- [EXERCISE]
After locating the line with "What's the underlying" below, output it and each following line exactly, stopping after the line with "What data populates". No pictures.

- [RECORDS TO PROCESS]
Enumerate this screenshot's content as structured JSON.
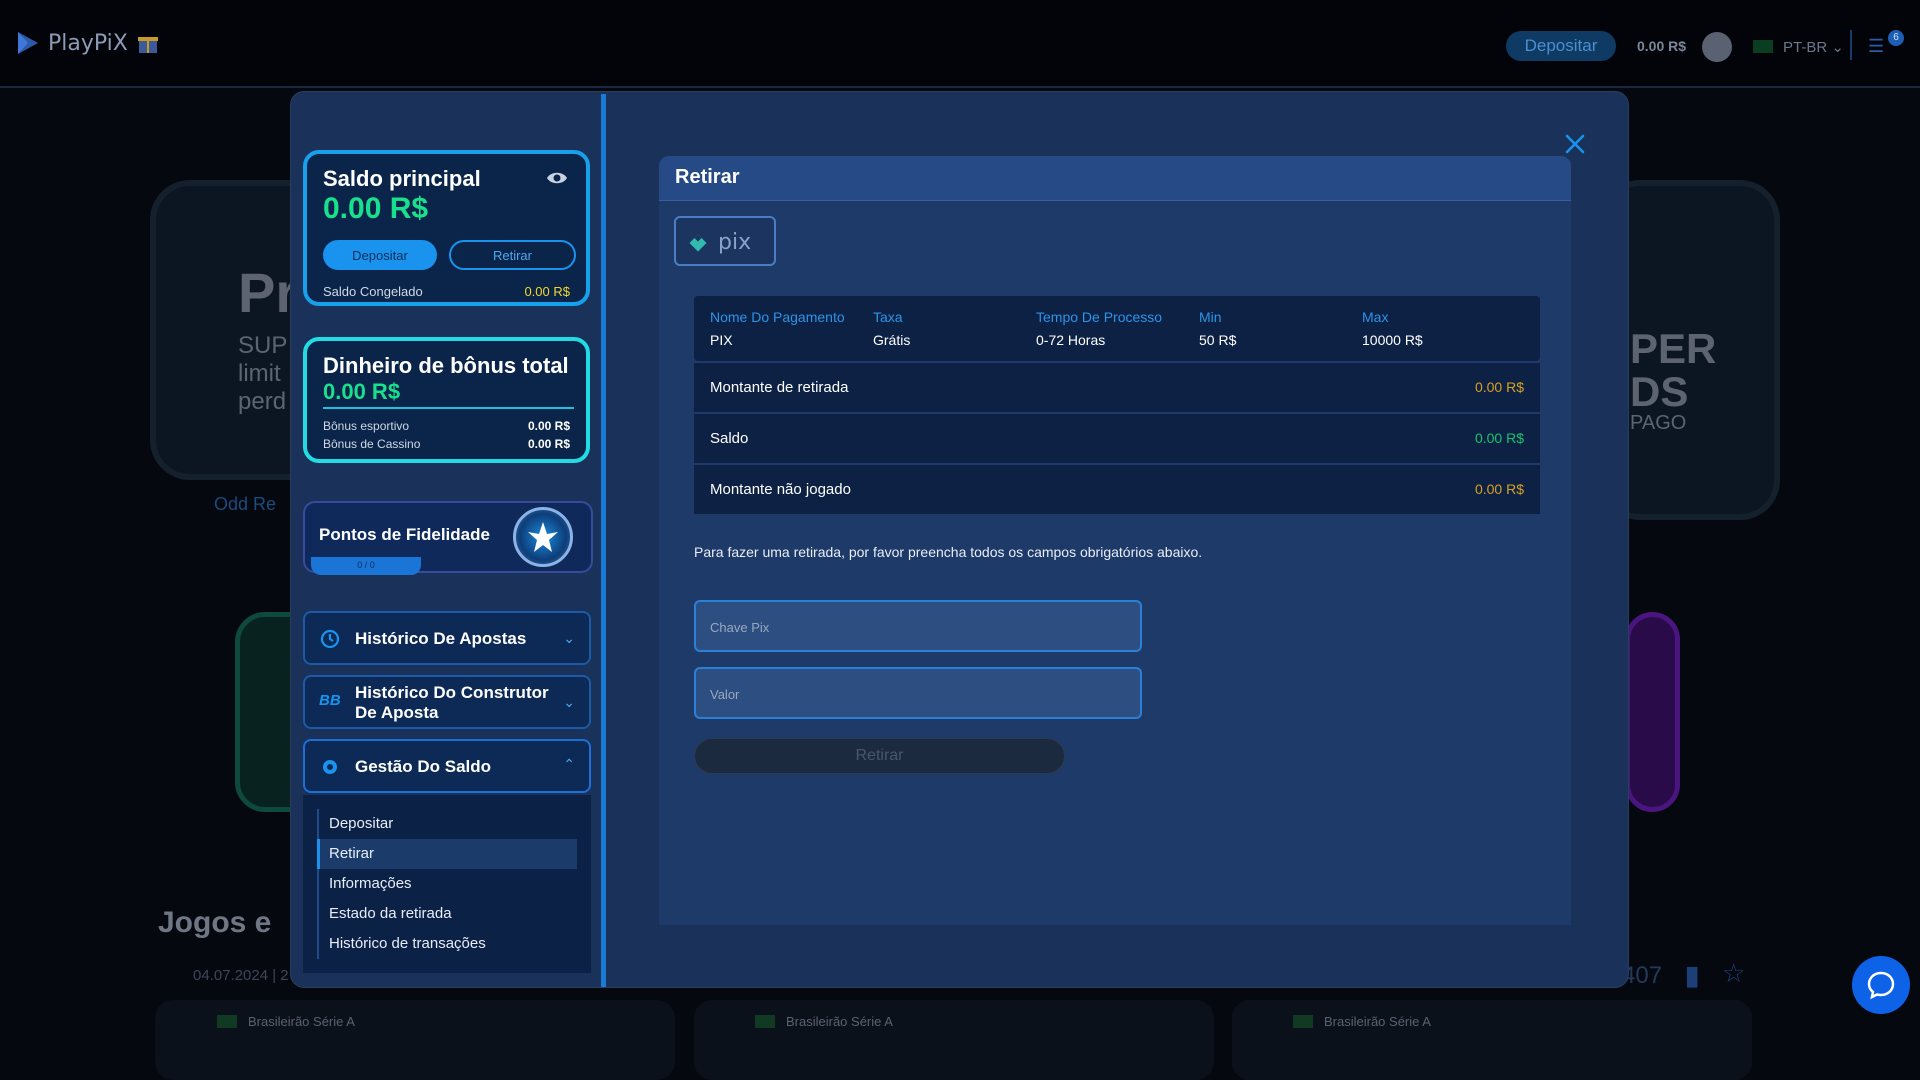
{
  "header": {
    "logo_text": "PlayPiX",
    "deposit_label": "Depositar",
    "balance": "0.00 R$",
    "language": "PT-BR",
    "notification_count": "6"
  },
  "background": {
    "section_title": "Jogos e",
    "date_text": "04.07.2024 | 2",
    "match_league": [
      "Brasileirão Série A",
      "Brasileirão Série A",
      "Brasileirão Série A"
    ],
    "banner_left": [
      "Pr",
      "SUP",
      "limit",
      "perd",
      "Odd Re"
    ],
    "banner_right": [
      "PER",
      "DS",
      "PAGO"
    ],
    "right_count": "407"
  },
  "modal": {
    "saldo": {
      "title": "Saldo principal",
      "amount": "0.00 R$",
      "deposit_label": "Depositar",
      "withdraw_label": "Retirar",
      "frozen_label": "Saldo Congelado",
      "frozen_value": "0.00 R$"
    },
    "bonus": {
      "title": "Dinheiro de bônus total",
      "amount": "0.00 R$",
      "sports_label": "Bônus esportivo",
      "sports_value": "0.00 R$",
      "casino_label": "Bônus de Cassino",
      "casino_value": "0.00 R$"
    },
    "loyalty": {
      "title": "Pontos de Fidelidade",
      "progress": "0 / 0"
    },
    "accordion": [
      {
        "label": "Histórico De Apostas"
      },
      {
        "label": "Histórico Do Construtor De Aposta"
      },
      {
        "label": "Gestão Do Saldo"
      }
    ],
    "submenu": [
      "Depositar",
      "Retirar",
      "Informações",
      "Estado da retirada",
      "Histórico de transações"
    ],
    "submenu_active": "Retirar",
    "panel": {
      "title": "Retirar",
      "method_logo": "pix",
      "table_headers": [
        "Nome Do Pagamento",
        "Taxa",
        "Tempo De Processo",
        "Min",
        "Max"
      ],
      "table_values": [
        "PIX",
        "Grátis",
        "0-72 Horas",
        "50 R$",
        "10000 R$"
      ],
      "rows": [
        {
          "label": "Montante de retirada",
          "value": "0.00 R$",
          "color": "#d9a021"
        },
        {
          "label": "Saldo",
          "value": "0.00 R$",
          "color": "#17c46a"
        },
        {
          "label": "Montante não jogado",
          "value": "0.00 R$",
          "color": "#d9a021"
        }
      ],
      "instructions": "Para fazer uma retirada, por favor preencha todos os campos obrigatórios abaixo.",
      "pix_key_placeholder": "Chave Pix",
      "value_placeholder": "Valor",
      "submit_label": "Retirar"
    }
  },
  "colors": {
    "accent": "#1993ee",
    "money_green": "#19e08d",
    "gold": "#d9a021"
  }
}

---

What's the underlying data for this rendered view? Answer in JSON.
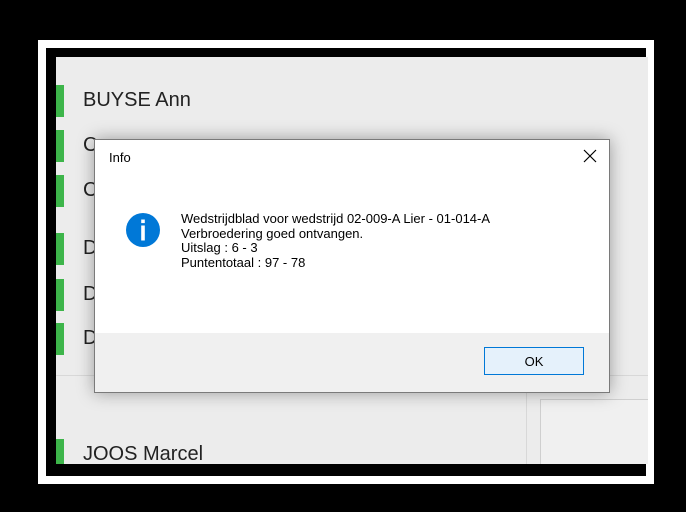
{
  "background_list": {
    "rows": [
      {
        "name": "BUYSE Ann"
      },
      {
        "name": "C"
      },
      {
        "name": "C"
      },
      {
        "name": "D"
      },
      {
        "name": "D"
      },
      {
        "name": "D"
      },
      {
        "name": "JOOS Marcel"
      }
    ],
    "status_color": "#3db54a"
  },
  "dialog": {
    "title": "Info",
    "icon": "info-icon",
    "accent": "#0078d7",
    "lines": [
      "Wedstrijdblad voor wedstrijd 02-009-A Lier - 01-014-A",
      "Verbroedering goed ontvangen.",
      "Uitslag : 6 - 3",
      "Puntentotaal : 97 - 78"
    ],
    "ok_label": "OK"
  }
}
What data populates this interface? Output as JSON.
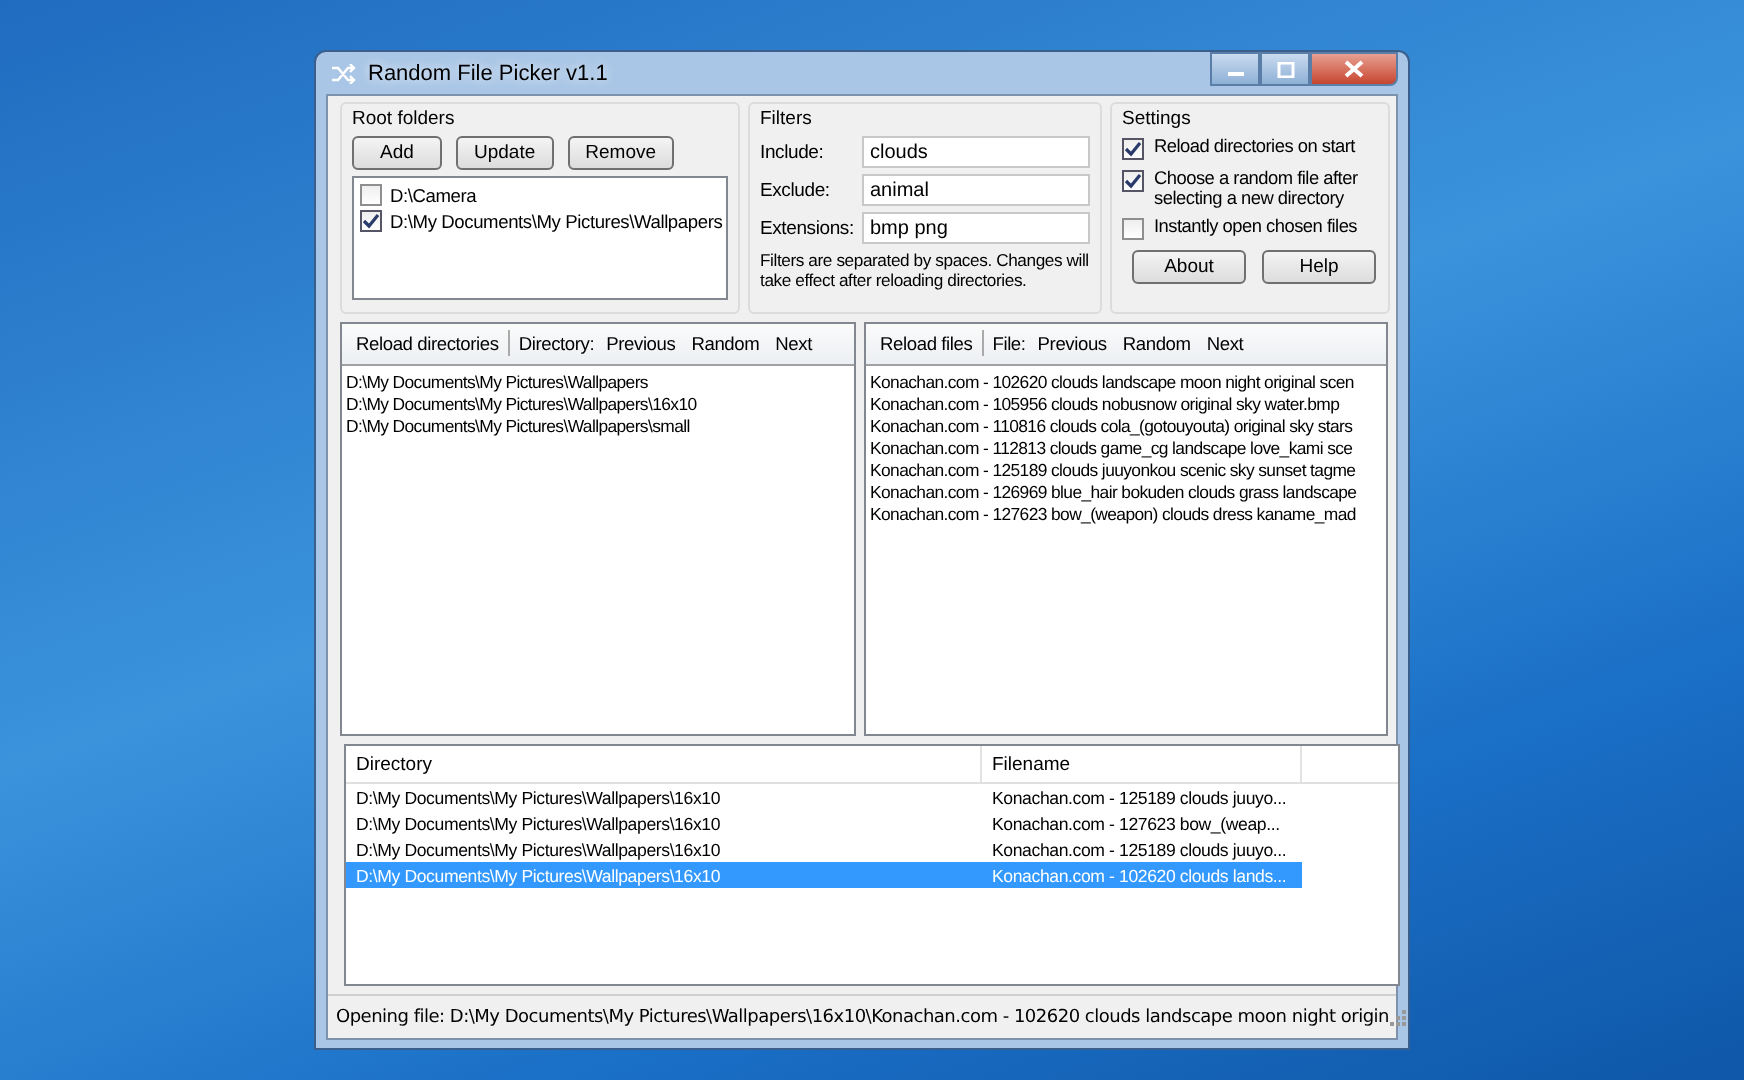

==

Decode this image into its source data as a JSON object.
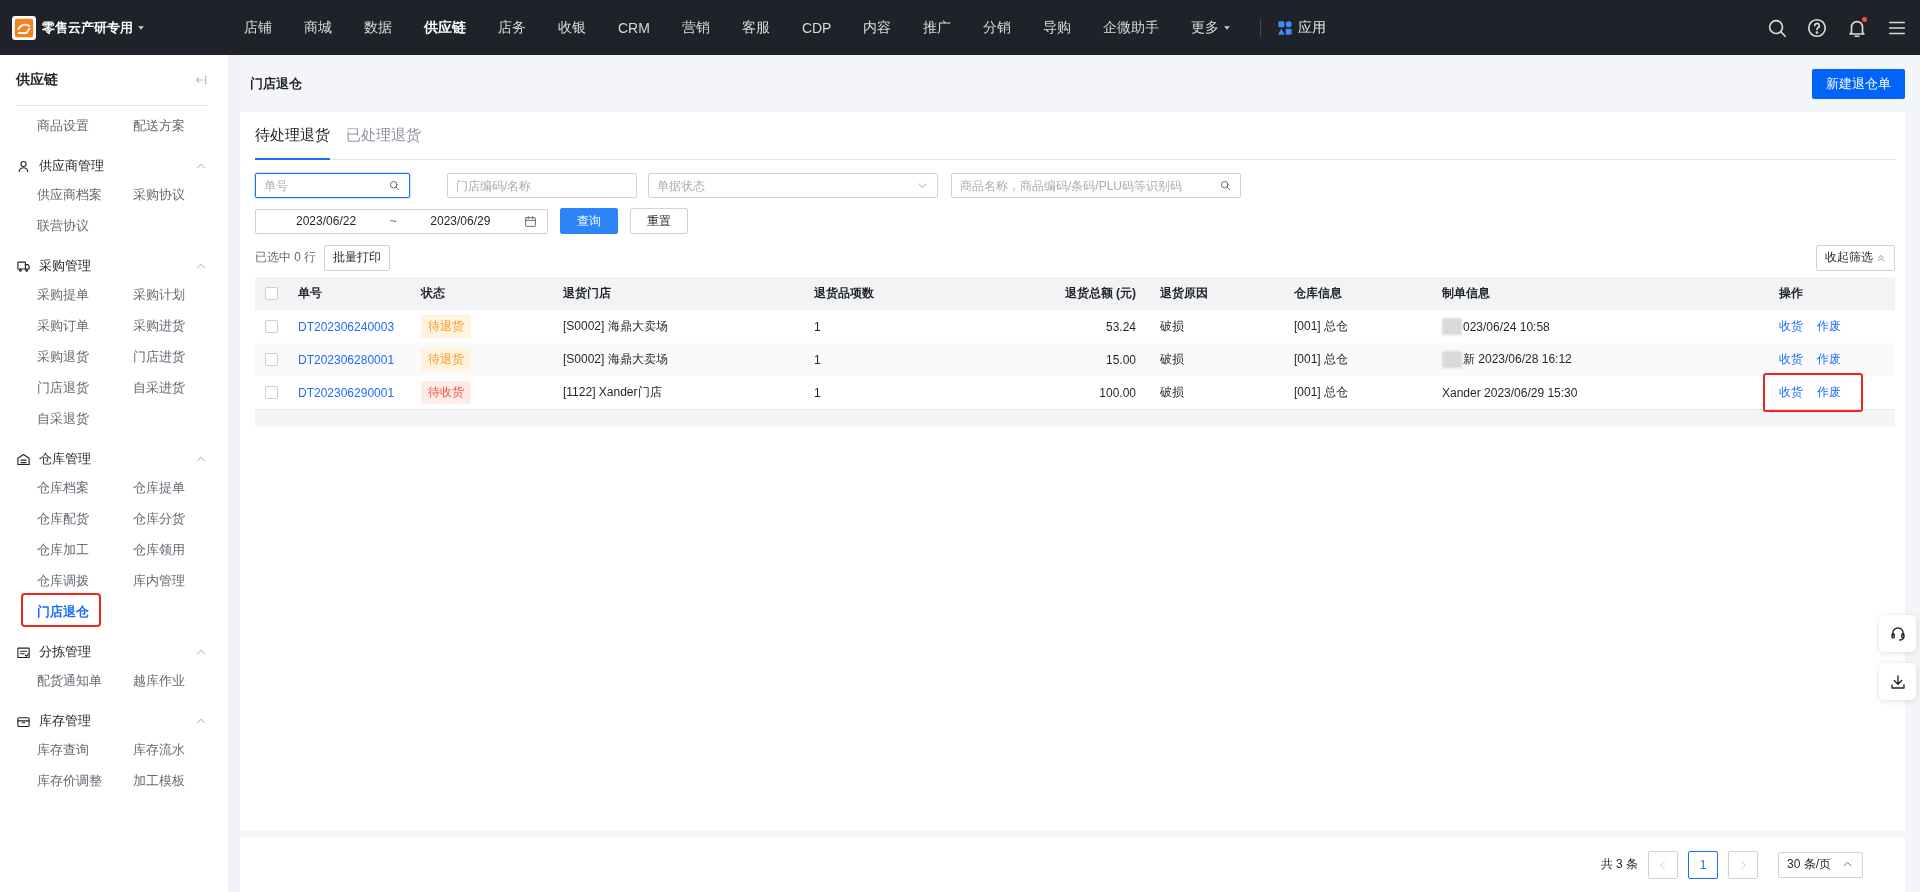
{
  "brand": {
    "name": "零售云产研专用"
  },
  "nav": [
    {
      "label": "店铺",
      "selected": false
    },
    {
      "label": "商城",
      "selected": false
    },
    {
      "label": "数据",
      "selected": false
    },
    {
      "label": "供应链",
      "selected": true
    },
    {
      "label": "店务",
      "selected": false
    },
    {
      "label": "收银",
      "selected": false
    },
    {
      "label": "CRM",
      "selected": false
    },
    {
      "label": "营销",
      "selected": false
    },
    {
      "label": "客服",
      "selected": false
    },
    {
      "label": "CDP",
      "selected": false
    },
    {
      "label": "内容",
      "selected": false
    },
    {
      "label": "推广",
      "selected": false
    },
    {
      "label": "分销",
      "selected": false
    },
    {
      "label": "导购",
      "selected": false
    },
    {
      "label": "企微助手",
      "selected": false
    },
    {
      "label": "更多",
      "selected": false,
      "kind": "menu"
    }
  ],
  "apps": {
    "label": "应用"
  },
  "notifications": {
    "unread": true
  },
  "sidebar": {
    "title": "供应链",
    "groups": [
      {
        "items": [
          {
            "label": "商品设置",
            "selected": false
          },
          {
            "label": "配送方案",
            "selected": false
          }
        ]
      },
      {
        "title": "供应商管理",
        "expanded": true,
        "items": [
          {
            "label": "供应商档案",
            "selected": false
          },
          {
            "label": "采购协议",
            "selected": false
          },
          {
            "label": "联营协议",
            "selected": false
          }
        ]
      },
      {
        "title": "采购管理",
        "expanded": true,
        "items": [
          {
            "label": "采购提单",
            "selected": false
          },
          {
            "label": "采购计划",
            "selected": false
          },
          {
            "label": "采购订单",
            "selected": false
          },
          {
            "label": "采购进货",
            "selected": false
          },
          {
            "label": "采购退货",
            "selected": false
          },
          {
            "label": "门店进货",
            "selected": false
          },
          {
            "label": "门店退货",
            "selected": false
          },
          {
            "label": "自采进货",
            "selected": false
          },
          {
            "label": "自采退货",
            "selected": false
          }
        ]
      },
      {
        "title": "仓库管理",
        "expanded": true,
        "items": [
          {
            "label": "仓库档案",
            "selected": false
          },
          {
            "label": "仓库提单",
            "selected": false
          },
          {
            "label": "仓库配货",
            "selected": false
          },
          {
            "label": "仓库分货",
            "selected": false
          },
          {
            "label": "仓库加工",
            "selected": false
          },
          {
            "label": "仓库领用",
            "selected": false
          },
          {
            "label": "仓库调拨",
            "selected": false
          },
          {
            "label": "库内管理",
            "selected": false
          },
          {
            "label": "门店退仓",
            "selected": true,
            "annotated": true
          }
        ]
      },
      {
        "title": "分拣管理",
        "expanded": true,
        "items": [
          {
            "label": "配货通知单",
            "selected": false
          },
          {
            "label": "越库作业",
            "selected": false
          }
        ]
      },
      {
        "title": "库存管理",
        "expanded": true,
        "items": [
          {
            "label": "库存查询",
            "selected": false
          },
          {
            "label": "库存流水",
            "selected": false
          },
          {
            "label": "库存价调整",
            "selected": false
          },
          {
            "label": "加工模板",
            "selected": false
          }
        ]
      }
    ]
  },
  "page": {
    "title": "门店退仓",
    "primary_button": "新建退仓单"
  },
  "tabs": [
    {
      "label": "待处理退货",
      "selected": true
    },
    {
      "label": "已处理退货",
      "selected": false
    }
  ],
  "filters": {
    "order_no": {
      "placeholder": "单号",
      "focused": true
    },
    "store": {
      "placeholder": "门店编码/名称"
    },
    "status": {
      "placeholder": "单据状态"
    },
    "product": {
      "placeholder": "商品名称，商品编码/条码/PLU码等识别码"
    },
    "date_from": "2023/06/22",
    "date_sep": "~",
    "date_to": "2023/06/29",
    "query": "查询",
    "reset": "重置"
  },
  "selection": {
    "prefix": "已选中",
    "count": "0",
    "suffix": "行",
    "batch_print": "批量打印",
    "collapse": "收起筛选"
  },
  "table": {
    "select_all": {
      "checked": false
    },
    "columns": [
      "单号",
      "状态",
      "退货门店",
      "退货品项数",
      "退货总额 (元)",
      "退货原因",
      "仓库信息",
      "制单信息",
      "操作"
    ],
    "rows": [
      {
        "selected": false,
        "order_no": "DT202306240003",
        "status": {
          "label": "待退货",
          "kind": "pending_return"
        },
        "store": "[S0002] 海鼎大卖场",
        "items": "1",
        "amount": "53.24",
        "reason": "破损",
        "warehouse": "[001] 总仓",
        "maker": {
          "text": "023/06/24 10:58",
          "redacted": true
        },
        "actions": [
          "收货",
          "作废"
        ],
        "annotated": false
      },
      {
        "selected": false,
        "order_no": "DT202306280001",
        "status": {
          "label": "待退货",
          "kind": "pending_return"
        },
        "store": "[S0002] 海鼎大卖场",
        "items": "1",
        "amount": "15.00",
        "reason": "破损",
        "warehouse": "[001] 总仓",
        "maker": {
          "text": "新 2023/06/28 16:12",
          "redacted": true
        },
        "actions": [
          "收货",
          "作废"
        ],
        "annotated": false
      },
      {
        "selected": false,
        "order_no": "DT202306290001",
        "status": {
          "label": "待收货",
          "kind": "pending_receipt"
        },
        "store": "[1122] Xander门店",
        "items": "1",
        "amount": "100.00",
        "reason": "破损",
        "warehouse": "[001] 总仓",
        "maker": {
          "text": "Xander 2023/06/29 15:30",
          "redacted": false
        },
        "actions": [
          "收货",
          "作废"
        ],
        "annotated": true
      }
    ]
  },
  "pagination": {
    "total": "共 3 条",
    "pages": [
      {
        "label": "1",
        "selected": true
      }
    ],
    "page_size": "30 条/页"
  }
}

- [WRITTEN RESPONSE]
What's the underlying data for this rendered view? Answer in JSON.
{
  "background_list": {
    "rows": [
      {
        "name": "BUYSE Ann"
      },
      {
        "name": "C"
      },
      {
        "name": "C"
      },
      {
        "name": "D"
      },
      {
        "name": "D"
      },
      {
        "name": "D"
      },
      {
        "name": "JOOS Marcel"
      }
    ],
    "status_color": "#3db54a"
  },
  "dialog": {
    "title": "Info",
    "icon": "info-icon",
    "accent": "#0078d7",
    "lines": [
      "Wedstrijdblad voor wedstrijd 02-009-A Lier - 01-014-A",
      "Verbroedering goed ontvangen.",
      "Uitslag : 6 - 3",
      "Puntentotaal : 97 - 78"
    ],
    "ok_label": "OK"
  }
}
What data populates this interface? Output as JSON.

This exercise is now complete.